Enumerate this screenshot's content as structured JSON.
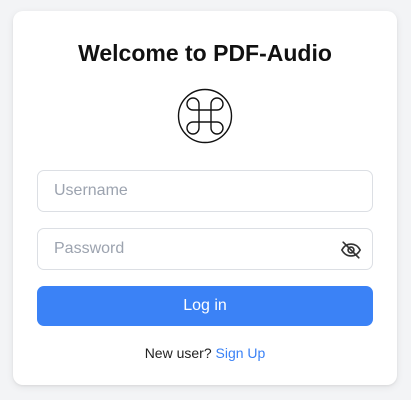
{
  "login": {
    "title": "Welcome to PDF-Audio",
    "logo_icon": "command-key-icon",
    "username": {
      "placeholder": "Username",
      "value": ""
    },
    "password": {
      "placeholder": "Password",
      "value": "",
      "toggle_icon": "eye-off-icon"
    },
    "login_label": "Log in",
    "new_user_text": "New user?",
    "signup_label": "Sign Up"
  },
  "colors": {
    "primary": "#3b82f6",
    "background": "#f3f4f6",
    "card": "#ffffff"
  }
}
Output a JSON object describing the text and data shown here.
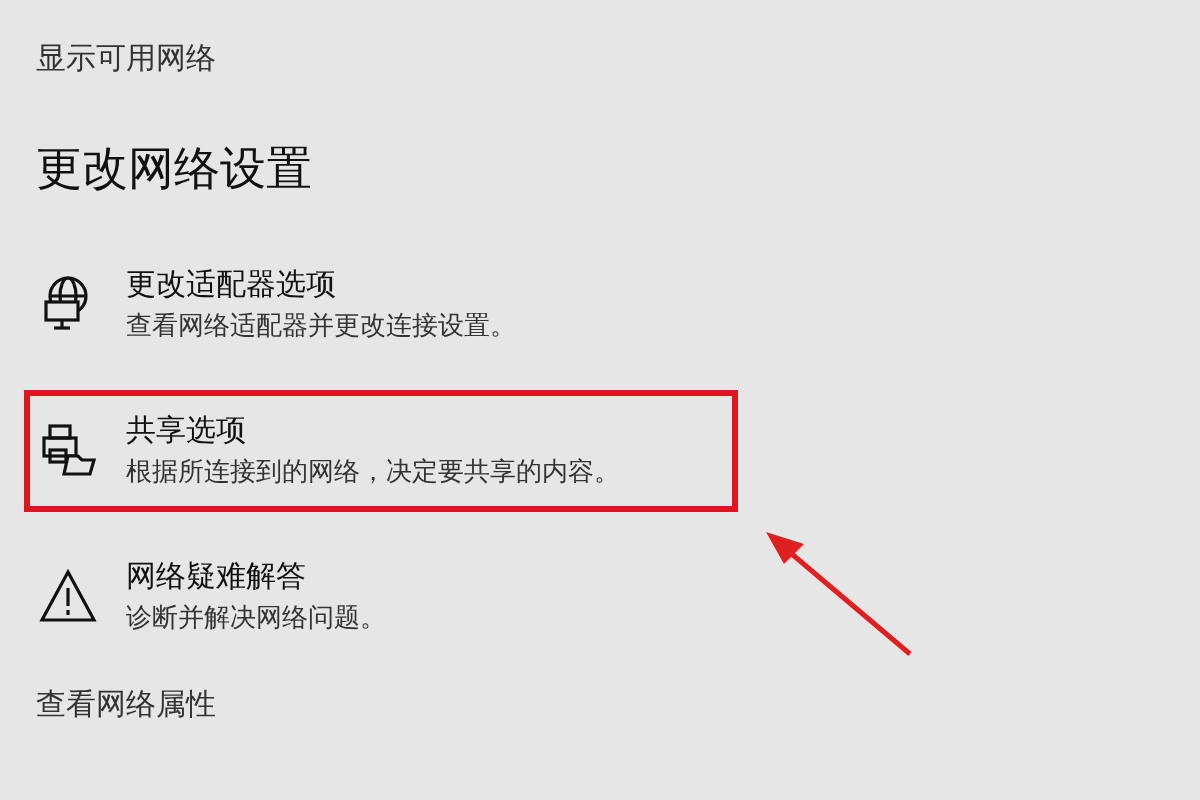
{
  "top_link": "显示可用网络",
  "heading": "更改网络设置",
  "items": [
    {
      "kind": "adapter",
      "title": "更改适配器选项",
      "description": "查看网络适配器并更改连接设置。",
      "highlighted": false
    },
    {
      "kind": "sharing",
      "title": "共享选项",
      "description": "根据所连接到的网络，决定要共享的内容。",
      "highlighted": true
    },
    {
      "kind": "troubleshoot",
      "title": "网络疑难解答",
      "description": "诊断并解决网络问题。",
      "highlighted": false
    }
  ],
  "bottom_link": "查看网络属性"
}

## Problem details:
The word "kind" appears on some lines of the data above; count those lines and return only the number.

## Response to this task:
3